== Data provided

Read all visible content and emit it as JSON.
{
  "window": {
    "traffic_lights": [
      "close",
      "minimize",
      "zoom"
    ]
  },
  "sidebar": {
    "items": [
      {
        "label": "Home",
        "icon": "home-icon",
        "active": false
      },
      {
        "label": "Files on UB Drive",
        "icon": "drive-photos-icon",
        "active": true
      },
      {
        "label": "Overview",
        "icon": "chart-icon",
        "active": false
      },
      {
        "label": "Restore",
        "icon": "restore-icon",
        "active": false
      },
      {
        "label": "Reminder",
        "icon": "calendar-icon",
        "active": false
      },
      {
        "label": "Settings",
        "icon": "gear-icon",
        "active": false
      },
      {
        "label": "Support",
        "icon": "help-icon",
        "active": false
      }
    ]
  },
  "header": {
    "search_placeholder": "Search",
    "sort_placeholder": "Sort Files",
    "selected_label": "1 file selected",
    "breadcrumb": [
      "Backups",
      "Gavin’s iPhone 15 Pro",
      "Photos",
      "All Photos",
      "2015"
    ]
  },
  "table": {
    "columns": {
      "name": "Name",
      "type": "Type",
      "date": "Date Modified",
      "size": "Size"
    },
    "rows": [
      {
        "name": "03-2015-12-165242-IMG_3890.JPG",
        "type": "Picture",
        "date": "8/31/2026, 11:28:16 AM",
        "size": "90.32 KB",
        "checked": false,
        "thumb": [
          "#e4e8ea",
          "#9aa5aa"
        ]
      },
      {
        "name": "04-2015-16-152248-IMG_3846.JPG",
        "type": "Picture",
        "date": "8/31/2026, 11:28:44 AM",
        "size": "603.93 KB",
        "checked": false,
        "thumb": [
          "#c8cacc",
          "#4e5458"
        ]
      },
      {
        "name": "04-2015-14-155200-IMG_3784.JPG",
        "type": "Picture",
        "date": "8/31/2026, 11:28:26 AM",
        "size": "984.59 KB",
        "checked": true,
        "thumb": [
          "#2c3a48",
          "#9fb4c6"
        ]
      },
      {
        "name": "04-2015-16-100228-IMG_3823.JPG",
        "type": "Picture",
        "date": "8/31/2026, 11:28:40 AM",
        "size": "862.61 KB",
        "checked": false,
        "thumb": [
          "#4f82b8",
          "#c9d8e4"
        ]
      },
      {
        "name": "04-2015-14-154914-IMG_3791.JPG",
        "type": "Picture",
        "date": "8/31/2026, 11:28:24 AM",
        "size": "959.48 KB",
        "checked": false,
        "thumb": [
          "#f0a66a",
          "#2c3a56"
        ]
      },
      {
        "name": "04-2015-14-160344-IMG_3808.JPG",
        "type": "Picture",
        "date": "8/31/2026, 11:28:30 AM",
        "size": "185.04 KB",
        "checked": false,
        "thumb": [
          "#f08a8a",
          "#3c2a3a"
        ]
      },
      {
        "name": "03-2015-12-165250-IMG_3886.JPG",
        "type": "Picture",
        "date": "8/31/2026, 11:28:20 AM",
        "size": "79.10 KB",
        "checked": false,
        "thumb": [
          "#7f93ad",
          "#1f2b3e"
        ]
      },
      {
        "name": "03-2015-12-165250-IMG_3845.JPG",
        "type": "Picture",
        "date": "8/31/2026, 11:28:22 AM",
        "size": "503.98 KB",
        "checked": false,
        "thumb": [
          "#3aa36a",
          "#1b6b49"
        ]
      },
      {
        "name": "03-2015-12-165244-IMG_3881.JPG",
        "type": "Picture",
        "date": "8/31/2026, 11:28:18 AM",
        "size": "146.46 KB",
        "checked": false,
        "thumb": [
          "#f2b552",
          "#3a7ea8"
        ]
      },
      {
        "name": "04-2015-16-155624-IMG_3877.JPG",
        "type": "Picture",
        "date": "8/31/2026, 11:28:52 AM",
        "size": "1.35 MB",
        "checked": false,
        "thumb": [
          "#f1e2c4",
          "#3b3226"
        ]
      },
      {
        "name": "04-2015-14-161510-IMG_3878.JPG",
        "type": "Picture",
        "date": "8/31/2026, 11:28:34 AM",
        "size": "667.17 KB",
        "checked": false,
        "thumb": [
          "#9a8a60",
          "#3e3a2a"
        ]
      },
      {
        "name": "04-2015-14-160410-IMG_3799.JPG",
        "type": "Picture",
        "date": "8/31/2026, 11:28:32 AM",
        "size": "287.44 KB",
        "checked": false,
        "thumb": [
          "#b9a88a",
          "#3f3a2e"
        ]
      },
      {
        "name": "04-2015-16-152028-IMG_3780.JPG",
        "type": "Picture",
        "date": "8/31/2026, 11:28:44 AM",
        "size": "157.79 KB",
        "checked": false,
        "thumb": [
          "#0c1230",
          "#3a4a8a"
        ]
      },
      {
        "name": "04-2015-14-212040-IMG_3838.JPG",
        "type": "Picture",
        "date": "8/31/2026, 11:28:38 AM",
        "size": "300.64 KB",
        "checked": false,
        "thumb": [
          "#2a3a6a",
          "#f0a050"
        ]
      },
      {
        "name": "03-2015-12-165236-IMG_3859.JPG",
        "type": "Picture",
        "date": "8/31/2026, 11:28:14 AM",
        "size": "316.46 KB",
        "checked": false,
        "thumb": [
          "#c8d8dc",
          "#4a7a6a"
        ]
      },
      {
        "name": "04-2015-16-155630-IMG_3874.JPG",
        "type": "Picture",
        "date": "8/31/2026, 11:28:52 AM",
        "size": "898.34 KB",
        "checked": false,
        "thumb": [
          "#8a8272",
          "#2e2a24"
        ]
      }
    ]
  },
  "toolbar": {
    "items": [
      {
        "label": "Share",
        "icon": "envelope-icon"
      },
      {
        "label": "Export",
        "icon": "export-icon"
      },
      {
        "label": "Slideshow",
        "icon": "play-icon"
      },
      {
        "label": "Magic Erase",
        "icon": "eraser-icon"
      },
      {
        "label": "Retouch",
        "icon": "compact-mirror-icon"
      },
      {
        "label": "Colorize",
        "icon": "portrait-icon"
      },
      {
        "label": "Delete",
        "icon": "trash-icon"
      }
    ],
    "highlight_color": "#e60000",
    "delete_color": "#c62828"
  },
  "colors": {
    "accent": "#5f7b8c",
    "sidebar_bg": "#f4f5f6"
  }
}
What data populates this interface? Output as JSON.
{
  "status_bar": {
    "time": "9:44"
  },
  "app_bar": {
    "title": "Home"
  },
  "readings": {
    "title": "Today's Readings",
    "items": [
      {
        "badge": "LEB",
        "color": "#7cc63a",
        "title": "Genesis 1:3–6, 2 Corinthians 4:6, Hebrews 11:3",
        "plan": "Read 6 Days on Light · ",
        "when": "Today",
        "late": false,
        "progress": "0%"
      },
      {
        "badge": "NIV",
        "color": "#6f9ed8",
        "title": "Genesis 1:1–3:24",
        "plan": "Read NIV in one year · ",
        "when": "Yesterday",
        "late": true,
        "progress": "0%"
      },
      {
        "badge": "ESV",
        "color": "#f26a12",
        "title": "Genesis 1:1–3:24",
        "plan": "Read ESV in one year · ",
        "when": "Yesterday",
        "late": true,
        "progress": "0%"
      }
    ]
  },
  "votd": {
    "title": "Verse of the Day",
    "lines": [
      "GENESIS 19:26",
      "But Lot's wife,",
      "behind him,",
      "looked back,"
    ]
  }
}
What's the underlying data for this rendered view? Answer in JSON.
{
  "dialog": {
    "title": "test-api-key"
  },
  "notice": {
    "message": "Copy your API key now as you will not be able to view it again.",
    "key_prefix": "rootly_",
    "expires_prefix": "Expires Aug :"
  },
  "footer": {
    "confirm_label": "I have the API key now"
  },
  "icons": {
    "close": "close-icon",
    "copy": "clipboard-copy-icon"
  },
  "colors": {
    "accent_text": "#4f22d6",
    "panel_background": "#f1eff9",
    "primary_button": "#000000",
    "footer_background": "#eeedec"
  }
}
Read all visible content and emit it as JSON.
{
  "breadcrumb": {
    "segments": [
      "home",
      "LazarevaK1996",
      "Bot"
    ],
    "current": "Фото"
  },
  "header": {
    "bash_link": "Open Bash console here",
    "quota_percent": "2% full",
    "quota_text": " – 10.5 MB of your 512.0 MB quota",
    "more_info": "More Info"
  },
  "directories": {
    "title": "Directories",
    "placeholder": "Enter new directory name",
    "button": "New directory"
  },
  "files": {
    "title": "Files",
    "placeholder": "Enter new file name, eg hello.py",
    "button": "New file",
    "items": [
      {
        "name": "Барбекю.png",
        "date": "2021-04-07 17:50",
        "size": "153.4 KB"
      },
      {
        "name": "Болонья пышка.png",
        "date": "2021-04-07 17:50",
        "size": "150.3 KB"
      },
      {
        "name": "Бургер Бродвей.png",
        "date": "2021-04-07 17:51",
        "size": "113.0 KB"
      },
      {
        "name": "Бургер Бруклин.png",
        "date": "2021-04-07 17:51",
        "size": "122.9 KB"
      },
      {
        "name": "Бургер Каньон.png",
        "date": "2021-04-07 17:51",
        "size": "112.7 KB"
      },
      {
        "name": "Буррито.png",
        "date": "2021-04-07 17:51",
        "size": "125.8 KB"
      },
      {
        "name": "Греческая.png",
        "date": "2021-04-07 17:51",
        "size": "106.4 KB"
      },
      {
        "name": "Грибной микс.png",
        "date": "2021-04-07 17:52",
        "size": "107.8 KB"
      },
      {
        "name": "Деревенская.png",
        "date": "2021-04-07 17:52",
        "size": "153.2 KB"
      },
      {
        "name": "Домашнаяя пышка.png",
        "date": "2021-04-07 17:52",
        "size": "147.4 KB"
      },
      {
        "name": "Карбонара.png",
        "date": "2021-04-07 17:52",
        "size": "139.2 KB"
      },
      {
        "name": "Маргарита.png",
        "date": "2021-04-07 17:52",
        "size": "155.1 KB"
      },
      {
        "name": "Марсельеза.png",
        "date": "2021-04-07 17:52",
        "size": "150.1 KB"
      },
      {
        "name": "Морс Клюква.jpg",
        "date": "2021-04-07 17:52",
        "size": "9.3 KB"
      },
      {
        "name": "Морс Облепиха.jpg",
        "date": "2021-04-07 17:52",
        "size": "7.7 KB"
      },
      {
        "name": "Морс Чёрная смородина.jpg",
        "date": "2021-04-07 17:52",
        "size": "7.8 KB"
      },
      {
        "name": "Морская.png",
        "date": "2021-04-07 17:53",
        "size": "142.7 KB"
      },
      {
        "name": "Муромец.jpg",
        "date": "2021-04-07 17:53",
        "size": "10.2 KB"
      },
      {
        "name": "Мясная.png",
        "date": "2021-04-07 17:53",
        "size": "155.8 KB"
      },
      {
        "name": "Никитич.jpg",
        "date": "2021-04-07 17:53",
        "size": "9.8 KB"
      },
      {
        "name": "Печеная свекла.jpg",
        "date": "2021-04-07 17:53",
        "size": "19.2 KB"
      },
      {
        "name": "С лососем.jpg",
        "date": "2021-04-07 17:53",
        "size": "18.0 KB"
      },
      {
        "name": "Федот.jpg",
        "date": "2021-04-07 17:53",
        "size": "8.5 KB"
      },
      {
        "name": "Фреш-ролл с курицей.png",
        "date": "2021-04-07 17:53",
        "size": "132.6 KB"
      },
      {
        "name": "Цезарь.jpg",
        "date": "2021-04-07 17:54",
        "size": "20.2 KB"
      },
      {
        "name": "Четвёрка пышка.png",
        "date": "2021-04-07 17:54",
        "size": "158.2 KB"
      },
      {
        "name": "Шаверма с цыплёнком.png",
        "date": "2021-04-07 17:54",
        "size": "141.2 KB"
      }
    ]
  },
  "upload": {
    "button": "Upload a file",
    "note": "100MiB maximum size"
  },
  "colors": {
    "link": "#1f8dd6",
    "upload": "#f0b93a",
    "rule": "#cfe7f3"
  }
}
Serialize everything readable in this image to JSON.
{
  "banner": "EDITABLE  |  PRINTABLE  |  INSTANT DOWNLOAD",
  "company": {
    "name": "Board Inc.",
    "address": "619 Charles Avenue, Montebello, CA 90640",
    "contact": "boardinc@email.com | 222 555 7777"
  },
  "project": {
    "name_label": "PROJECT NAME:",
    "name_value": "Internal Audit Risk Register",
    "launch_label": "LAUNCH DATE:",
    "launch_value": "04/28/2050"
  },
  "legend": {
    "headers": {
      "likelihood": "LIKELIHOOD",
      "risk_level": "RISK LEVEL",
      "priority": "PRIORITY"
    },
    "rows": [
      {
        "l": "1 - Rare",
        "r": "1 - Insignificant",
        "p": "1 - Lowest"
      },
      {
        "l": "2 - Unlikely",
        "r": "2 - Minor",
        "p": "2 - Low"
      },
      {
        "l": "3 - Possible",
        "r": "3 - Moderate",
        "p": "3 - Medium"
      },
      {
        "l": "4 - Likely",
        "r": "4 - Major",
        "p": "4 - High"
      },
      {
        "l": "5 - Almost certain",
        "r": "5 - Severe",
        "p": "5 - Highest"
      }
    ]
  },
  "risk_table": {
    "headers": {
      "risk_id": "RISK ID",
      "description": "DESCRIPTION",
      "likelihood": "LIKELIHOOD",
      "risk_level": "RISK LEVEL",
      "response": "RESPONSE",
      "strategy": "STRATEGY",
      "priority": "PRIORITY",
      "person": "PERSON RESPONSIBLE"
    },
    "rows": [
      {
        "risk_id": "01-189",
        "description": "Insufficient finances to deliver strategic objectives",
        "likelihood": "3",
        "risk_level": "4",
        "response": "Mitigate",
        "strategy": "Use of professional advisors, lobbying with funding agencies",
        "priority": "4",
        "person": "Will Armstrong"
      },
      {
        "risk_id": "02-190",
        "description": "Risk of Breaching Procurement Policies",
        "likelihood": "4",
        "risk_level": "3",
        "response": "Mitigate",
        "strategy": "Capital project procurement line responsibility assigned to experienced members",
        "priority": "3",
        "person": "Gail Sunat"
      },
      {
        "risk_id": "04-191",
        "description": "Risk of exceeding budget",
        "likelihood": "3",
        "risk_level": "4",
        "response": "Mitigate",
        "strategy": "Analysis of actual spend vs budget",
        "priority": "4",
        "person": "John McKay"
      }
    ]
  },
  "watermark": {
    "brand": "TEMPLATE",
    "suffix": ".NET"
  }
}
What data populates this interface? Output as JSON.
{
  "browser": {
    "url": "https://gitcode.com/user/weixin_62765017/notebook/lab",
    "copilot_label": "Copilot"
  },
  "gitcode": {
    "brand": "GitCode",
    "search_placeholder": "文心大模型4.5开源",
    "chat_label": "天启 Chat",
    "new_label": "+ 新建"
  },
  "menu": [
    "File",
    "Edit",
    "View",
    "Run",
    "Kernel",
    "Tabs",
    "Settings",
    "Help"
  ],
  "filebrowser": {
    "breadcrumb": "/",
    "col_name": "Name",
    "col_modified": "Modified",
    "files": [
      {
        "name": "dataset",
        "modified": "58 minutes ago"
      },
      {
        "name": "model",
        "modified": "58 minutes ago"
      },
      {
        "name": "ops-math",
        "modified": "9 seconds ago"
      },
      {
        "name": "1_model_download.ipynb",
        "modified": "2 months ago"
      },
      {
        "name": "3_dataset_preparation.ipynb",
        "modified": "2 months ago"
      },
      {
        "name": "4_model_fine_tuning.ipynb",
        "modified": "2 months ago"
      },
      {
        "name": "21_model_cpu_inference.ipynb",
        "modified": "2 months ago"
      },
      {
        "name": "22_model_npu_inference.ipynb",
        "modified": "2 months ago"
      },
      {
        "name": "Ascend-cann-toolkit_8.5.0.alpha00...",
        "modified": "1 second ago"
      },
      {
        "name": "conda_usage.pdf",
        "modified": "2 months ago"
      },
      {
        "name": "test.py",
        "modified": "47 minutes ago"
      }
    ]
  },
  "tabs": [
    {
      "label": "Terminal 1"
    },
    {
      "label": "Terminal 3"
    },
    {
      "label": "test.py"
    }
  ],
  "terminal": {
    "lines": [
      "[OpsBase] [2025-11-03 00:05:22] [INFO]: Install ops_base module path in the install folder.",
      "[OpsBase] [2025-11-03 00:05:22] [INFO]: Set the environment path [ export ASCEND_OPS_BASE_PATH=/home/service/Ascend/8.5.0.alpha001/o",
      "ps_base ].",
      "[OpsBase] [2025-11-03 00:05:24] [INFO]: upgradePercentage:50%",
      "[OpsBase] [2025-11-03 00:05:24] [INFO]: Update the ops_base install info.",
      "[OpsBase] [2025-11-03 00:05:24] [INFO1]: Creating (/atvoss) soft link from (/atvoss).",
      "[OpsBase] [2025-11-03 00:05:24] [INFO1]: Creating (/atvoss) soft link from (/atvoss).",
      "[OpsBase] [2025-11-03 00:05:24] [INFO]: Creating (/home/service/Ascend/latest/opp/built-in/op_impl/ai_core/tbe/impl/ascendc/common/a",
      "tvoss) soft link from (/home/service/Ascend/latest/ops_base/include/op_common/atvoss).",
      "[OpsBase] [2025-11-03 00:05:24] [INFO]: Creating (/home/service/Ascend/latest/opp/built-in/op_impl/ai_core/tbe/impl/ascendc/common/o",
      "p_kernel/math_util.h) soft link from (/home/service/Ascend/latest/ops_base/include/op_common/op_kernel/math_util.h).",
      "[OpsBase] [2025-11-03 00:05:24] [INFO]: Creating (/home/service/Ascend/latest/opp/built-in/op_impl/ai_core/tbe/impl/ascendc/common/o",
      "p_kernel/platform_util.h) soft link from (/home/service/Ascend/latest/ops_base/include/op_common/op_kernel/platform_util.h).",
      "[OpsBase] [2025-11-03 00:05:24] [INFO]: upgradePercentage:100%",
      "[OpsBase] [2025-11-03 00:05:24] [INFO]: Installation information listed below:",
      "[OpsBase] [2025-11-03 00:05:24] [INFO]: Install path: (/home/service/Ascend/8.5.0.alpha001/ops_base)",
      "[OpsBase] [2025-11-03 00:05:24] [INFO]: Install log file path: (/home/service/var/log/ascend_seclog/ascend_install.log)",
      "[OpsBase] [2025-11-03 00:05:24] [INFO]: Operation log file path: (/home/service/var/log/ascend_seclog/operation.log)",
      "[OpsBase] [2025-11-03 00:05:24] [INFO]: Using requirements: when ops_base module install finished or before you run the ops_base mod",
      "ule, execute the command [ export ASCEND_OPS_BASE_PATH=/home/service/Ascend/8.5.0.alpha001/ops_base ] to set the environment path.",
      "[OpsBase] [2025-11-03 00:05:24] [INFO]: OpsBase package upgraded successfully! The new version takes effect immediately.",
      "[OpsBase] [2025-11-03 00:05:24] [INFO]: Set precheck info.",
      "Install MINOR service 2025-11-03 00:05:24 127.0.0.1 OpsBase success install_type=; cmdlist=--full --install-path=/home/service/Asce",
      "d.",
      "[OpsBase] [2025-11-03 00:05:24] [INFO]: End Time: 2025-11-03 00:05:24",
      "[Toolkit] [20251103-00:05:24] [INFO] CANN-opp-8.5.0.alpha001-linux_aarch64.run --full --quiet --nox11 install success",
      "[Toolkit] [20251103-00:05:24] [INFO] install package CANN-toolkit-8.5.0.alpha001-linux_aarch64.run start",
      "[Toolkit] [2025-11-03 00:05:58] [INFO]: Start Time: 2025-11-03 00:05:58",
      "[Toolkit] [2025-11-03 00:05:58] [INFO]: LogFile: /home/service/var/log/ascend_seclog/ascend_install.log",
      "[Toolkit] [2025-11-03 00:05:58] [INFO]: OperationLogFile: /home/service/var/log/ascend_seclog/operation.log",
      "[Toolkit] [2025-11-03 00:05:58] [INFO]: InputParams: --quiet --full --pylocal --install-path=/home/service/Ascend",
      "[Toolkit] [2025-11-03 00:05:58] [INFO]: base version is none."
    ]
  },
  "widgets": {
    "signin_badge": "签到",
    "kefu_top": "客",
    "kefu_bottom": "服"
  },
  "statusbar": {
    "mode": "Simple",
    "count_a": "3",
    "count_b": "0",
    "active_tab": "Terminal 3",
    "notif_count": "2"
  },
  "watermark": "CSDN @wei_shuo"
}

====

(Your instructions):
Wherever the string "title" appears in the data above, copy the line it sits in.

(Solution):
    "title": "Home"
    "title": "Today's Readings",
        "title": "Genesis 1:3–6, 2 Corinthians 4:6, Hebrews 11:3",
        "title": "Genesis 1:1–3:24",
        "title": "Genesis 1:1–3:24",
    "title": "Verse of the Day",
    "title": "test-api-key"
    "title": "Directories",
    "title": "Files",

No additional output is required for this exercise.